Page and application data records
*****

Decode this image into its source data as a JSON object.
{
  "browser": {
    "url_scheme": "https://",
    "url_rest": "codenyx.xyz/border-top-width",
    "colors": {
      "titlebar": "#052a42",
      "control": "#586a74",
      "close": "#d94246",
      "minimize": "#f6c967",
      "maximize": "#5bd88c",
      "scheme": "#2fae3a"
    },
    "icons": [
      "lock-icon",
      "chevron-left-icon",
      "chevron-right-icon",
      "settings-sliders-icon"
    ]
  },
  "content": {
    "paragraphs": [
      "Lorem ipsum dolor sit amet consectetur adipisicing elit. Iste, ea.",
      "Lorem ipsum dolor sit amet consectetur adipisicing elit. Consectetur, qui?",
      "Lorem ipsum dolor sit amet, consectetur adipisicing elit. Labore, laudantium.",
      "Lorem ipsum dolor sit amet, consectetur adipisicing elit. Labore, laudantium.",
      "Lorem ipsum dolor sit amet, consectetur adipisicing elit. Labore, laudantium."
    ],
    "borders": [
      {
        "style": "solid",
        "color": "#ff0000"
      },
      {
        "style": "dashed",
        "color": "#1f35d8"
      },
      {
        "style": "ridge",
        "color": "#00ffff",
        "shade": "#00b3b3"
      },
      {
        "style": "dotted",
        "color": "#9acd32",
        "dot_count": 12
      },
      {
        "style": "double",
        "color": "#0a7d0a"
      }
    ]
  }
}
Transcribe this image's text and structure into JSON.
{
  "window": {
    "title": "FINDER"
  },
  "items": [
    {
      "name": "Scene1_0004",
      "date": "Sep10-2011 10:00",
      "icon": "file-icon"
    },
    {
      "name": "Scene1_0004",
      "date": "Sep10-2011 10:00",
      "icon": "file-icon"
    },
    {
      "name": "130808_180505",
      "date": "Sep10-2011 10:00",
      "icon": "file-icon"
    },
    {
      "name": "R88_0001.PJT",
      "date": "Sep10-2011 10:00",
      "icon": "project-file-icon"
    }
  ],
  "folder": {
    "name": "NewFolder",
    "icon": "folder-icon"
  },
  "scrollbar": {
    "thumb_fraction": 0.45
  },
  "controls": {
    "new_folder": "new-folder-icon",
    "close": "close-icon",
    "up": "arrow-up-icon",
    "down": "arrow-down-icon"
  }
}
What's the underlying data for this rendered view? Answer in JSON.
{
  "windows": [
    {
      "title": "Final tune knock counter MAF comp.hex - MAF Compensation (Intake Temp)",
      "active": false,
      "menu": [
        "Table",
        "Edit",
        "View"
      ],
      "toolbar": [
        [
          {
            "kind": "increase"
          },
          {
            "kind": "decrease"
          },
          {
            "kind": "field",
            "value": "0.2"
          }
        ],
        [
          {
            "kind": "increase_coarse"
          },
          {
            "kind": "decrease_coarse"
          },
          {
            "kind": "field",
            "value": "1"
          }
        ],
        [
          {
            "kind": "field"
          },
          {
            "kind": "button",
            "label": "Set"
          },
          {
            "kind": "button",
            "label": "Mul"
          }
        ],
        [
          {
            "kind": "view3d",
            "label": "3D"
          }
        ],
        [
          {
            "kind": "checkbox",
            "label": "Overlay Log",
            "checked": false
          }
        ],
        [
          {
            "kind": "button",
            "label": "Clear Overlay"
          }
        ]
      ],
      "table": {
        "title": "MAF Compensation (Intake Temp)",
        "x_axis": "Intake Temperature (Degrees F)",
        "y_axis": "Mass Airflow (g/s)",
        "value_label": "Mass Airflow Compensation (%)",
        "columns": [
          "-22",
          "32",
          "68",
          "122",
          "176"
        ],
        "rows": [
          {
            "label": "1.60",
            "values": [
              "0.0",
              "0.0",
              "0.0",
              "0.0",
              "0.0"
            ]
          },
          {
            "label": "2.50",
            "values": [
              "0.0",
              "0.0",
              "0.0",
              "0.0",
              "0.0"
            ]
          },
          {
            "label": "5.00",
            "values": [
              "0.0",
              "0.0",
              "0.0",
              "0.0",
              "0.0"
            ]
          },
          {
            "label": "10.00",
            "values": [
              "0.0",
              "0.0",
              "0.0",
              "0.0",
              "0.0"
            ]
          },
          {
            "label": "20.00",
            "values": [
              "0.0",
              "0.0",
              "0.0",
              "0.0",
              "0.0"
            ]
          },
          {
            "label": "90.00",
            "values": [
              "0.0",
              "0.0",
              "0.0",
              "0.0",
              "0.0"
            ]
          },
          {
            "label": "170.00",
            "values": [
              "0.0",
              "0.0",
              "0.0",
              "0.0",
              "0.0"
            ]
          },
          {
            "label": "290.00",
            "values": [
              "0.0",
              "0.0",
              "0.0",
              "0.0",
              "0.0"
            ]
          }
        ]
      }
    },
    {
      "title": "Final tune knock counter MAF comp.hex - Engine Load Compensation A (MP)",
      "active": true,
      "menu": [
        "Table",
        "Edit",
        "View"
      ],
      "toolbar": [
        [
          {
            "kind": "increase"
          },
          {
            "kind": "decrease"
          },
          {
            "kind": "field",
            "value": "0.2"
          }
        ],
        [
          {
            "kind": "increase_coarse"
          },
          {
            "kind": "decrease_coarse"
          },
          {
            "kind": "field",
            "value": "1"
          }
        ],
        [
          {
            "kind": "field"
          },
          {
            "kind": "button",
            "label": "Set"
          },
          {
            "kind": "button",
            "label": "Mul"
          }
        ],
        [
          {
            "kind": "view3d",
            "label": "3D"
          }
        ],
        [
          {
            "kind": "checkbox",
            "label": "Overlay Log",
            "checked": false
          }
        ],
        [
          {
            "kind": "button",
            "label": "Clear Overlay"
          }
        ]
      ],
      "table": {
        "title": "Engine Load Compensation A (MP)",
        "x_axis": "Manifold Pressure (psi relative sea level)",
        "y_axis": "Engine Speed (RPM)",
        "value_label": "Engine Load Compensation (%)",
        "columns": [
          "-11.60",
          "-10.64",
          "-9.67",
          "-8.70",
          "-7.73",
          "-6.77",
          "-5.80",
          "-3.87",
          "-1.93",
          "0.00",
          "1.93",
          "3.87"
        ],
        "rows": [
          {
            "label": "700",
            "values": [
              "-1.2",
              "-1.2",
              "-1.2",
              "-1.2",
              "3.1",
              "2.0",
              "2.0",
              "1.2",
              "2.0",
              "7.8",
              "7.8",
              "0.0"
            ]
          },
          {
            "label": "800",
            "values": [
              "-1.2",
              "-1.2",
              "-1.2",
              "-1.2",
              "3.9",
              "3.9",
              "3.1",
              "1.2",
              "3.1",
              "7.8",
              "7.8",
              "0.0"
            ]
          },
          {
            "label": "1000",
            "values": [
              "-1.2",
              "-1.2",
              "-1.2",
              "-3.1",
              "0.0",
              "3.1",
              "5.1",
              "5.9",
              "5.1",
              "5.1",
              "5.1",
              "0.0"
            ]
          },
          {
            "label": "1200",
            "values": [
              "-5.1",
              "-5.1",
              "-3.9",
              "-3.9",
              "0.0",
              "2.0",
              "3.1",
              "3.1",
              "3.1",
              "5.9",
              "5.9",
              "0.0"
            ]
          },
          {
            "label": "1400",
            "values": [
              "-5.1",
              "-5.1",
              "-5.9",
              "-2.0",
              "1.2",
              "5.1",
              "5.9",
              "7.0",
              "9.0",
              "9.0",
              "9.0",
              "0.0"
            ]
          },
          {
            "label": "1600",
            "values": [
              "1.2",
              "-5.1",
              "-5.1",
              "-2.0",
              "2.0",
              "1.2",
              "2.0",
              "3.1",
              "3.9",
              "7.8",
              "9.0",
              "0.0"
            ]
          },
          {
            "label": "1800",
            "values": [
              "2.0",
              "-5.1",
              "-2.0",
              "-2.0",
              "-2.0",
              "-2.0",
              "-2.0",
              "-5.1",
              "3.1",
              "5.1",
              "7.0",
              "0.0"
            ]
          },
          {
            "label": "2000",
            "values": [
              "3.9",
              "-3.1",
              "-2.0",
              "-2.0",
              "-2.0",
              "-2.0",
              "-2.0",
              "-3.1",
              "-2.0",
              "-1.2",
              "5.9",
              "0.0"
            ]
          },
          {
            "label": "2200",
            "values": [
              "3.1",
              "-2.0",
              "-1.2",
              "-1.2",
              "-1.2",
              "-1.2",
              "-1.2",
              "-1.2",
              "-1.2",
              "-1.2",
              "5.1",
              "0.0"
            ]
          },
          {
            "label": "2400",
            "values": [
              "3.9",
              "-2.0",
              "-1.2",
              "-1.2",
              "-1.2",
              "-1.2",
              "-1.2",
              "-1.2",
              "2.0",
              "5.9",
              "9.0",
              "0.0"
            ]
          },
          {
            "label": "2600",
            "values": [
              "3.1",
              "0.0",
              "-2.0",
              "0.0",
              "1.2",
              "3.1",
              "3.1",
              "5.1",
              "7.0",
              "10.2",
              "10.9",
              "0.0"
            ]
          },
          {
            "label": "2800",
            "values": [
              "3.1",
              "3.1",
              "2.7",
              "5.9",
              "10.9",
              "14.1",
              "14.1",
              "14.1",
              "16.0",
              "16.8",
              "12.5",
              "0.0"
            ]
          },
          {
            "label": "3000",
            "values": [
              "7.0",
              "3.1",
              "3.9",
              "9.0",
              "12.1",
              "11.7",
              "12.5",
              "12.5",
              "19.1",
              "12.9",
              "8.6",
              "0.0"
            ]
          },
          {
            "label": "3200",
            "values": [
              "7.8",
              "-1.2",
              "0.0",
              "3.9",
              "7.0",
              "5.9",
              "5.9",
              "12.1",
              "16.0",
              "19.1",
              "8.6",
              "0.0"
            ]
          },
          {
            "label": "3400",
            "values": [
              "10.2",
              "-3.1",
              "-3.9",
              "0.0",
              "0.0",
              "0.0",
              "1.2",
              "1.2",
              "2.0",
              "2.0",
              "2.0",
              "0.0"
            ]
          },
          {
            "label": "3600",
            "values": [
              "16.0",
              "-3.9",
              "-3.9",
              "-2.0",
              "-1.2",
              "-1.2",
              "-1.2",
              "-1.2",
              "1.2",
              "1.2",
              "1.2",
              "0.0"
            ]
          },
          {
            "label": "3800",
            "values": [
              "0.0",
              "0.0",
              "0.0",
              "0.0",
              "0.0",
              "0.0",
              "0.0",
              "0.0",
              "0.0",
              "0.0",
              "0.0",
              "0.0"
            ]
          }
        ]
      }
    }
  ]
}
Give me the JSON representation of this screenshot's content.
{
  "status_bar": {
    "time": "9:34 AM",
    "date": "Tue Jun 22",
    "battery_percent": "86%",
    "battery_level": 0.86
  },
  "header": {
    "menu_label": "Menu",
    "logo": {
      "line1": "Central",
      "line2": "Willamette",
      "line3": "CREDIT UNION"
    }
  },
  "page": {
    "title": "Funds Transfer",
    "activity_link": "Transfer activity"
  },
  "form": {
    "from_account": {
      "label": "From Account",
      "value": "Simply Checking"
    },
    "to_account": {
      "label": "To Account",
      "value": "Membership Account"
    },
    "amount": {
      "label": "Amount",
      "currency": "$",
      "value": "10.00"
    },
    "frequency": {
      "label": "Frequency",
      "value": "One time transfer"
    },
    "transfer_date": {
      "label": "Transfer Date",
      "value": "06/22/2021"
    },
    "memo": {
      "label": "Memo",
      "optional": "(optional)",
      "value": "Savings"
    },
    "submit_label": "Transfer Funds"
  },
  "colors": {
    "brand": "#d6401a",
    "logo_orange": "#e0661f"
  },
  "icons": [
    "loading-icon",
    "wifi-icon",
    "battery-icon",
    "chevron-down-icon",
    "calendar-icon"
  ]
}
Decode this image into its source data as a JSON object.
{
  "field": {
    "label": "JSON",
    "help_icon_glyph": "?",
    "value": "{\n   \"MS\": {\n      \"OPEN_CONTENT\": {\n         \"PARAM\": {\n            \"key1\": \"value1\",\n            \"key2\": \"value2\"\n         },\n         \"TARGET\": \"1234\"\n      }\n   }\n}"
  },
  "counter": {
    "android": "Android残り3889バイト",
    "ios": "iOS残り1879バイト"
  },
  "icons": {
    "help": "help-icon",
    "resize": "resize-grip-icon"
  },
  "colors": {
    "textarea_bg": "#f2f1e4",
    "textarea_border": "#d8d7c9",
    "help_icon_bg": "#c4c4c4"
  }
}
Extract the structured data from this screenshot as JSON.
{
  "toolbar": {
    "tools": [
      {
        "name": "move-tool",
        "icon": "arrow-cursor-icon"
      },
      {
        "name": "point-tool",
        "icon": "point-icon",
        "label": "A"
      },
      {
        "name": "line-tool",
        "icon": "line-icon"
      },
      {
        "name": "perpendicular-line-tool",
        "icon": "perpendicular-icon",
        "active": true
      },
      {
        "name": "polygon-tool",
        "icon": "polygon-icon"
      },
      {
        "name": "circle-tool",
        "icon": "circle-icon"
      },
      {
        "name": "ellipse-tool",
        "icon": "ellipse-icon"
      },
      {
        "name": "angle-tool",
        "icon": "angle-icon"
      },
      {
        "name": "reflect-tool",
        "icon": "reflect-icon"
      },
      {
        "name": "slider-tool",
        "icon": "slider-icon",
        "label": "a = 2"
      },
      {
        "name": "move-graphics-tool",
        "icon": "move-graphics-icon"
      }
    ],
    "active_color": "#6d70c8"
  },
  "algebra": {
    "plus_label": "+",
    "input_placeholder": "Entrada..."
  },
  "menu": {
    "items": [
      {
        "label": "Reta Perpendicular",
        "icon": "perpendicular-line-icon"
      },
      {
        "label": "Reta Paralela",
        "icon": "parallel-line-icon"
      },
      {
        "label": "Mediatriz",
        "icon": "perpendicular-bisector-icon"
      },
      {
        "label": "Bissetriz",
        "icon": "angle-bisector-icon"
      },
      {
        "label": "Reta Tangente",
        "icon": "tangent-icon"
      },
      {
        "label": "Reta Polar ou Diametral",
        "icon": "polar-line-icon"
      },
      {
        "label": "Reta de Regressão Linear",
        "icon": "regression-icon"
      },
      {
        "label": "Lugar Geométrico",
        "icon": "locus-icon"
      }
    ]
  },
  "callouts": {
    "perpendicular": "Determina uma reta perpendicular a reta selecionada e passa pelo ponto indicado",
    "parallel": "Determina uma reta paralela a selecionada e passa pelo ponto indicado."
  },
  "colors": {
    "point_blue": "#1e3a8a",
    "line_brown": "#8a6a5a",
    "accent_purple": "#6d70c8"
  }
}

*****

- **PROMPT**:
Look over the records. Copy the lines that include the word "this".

- **OUTPUT OF THE TASK**:
Decode this image into its source data as a JSON object.
Transcribe this image's text and structure into JSON.
What's the underlying data for this rendered view? Answer in JSON.
Give me the JSON representation of this screenshot's content.
Decode this image into its source data as a JSON object.
Extract the structured data from this screenshot as JSON.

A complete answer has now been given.